All good ideas that are implemented take some time to bear fruit. There must be an idea acted upon, a launch of a particular process, a refining period, and finally a run of success using the process to reap the rewards of the initial good idea that was acted upon.
Why in the world do leaders not recognize that their constant change of direction keeps them in a constant “planting” stage? After the planting, there must be a time for watering, and fertilizing, and sunlight, and most important – TIME to grow.
I have also seen leaders fired from their job because they could not “fix” what the previous leader (or leaders) have screwed up over the last several years. And worse, they could not fix it in 6 month’s time. Let’s be real, it is analogous to going into debt; it takes one shopping spree to max out a credit card and years to pay it off. In the same line of thinking, a previous manager, GM, or executive runs a business into the ground, and someone in an ivory tower believes it can all be fixed in 6 months. Hogwash. Worse yet, they just keep replacing people every 6 months and wondering why it is not getting “fixed”. What they are really doing is digging up what they just planted. #LETITGROW
“I dare you to give us a bad review”! Have you ever thought this? Have you ever said this? Have you ever wanted to say this?
Online reviews are part of the modern culture. We certainly like to use review sites to gain insight into a product or service for ourselves, but when it comes to our customers, we become so offended if they do not like a product, their experience, or worse yet . . . US!
I recommend creating a culture that is so customer centric, that our reputation speaks for itself in the marketplace. If our focus is for our customers to be ecstatic with their experience with us, then we should never fear a bad review. Bad reviews simply state we missed the mark. Most people are reasonable and will allow us to rectify the situation and in return they will either update the review or delete it all together.
If we have a good follow-up process to ensure our guests are happy in the first place, bad reviews become even more rare. Especially if we are consistently getting positive reviews. A bad review will not kill your business, it is an opportunity to correct a bad experience. It will not hurt your great reputation if your focus is giving the customer an amazing experience each time. If the customer has a valid point, you will resolve their concern. If they are professional extortionists, you can say “I dare you” rather than bend for someone just looking to get something for free, by using the platform of online reviews as leverage to extort you.
The building blocks of any business or career is what we put in, not what we get out. What we get out is the byproduct of what we put in. I have noticed too many people enamored over their own business card title. “I am the manager”, I am the boss” or “I run the company” are common statements.

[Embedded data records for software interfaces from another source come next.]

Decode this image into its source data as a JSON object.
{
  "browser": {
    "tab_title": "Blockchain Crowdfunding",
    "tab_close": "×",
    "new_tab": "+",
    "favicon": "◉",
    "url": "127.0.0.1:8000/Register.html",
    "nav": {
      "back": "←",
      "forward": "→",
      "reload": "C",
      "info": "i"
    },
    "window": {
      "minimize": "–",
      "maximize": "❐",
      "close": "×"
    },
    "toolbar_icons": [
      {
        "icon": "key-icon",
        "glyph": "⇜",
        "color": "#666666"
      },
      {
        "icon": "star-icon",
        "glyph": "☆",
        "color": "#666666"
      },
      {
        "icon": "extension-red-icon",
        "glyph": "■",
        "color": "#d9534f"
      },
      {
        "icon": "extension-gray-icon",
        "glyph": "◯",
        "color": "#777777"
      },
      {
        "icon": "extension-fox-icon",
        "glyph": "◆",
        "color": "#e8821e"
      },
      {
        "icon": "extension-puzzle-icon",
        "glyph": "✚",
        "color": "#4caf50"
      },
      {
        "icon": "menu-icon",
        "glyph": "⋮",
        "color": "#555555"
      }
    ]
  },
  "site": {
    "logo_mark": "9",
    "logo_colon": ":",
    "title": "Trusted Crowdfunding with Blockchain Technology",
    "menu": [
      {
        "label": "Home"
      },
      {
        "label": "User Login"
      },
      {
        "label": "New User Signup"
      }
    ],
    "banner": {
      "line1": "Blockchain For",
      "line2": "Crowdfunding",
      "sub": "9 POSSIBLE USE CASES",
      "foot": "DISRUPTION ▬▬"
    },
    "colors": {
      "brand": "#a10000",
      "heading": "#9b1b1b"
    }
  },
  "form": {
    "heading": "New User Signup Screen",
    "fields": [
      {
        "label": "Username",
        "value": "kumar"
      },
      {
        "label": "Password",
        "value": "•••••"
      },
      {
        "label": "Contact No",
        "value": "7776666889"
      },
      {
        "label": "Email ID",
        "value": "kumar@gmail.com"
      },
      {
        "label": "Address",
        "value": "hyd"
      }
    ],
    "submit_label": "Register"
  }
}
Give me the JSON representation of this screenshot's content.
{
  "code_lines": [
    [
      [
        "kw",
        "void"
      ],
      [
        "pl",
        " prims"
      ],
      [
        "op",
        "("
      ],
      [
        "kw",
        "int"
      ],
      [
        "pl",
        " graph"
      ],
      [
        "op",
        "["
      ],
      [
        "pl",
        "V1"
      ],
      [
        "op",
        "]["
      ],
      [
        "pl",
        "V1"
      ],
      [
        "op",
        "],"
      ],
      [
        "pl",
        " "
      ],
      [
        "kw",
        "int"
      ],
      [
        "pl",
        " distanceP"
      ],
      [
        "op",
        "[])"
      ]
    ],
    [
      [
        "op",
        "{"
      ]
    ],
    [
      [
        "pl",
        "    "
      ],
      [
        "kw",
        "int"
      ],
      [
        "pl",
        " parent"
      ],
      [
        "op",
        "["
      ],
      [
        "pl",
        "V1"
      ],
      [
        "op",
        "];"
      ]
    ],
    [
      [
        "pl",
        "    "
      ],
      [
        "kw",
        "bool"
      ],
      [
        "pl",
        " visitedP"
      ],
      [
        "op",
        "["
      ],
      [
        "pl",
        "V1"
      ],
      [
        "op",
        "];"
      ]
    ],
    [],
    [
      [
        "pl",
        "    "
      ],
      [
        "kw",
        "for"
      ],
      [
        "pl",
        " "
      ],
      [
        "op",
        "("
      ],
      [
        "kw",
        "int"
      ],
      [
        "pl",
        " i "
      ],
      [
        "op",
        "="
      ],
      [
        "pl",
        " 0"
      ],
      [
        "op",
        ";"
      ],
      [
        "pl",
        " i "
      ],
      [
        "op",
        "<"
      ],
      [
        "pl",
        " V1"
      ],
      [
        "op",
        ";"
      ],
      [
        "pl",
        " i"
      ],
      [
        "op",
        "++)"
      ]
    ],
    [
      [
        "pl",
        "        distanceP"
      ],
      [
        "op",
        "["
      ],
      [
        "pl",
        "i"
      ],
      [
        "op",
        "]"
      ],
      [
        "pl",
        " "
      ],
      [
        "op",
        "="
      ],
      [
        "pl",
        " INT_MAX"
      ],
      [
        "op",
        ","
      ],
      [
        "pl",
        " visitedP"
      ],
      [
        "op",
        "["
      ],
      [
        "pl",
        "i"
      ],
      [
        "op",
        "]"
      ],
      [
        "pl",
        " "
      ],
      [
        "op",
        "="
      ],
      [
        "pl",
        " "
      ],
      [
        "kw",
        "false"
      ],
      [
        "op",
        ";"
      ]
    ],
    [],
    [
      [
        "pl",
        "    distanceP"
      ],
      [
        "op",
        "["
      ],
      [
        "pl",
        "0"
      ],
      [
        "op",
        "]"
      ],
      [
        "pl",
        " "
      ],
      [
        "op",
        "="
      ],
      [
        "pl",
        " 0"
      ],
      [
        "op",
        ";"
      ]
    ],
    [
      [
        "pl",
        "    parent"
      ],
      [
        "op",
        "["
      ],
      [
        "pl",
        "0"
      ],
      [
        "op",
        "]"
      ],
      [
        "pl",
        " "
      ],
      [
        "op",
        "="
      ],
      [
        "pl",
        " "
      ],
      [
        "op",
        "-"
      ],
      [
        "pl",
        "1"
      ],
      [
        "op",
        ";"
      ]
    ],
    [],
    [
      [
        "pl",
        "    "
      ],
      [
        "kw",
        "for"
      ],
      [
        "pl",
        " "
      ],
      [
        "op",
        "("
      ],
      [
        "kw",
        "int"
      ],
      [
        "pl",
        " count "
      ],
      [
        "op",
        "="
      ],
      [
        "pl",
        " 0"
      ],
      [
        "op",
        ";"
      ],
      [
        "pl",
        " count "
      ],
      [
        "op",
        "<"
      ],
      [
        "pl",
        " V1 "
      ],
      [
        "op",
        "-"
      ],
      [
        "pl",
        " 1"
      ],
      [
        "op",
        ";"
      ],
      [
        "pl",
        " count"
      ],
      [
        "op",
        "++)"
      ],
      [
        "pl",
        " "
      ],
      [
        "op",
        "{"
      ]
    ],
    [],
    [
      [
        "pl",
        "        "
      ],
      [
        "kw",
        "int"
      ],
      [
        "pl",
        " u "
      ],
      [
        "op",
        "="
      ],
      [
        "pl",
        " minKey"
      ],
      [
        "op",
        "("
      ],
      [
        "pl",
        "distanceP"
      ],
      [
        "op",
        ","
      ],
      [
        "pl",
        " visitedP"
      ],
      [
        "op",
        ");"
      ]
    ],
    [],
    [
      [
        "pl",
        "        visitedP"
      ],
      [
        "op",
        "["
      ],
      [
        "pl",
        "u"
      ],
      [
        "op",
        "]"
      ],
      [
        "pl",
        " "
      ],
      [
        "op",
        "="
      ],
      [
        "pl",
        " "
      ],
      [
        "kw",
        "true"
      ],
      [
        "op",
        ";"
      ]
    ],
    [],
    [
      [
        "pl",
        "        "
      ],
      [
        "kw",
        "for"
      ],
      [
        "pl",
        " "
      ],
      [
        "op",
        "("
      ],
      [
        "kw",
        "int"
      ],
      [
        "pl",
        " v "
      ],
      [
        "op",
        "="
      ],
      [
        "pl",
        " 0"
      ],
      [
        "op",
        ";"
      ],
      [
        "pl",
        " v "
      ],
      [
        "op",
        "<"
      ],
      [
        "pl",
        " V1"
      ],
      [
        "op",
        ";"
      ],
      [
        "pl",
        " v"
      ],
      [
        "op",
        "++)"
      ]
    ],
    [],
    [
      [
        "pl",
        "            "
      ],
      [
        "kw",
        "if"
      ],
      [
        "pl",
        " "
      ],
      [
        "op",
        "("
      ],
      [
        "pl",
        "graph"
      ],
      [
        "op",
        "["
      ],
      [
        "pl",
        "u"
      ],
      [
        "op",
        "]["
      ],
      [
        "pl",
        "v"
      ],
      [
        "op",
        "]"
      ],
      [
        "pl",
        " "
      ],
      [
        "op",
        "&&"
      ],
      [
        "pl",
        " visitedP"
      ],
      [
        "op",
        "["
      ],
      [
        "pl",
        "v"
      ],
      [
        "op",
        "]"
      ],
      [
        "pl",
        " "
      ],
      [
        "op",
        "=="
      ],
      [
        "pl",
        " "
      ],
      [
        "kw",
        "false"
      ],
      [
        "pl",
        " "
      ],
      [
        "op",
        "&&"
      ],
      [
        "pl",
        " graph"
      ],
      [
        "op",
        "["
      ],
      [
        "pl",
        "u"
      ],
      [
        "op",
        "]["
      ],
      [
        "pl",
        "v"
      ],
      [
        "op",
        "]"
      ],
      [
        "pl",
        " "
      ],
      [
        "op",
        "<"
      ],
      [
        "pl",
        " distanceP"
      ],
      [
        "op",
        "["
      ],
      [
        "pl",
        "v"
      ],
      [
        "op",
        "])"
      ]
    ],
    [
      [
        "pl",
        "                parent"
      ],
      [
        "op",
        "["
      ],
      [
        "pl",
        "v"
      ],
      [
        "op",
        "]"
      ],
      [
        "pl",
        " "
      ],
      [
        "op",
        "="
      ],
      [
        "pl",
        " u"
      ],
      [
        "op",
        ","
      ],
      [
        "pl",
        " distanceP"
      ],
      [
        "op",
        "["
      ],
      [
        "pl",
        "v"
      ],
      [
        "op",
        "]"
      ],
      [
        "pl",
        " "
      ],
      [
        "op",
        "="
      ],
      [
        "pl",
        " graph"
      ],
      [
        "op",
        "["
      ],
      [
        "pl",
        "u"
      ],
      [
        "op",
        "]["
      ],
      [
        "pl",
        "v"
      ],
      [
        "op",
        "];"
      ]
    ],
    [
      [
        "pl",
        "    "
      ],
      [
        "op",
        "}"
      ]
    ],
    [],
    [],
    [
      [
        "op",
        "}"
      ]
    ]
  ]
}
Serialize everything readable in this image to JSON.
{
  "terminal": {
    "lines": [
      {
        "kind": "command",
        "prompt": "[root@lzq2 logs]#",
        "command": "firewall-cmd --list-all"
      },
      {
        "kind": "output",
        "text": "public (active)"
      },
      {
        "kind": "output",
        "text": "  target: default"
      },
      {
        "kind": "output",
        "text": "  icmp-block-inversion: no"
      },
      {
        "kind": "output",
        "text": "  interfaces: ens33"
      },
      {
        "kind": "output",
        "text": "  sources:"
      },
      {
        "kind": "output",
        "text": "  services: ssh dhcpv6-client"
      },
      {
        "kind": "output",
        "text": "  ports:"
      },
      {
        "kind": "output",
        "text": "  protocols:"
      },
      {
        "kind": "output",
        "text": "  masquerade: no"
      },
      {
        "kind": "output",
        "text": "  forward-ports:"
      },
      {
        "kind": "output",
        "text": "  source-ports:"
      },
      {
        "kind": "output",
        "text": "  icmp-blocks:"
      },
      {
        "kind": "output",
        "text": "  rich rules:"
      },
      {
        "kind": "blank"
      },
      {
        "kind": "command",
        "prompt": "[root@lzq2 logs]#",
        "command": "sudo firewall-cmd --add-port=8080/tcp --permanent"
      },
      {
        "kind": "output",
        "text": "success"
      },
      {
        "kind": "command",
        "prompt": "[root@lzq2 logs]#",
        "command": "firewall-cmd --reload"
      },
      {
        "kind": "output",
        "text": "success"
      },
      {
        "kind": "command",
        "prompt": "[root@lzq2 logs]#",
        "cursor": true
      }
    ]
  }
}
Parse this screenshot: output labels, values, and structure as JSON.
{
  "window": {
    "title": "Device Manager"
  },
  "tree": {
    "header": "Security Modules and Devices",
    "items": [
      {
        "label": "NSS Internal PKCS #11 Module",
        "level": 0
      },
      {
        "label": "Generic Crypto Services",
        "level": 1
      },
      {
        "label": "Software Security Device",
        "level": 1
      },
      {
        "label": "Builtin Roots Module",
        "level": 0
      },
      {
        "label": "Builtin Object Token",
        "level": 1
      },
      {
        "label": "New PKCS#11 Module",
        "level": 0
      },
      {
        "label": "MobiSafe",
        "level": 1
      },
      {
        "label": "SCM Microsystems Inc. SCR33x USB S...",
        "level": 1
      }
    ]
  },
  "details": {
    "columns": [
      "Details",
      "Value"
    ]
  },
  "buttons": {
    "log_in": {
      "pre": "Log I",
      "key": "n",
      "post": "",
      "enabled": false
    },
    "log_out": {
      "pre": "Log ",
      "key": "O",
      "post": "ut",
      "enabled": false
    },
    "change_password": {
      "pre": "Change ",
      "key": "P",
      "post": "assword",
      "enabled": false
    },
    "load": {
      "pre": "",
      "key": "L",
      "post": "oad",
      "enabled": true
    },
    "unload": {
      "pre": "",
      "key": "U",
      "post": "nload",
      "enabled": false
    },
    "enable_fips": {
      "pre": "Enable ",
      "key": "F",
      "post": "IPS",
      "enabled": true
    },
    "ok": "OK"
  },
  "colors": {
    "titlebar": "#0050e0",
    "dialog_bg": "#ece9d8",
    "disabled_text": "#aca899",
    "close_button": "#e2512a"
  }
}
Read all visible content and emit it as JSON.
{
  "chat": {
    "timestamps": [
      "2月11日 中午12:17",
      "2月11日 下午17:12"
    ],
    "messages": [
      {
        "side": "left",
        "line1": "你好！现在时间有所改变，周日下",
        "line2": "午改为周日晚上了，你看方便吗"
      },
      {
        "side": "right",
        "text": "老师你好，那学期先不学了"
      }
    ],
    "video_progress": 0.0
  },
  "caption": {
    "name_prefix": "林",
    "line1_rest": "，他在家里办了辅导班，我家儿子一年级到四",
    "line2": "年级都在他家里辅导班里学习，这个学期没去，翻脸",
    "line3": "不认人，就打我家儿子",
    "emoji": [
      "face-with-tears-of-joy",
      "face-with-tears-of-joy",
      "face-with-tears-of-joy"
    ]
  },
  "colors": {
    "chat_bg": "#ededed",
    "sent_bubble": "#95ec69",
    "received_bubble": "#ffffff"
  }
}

I challenge all who are in leadership positions of any kind to see it differently. And, if there is one or more persons reporting to you, you are in a leadership position, as small as it may feel. So, handle it with care. Who cares what your title is. Who cares how important we may be (even if only in our own minds). If we take care of the business, the business is more likely to take care of us. And if we do not take care of the business, I am positively sure that it is only a matter of time until it ends. Either voluntarily or not.
So remember to build the business wisely. After all, it is the building blocks towards your future. If you put the business over the business card, the sky is the limit.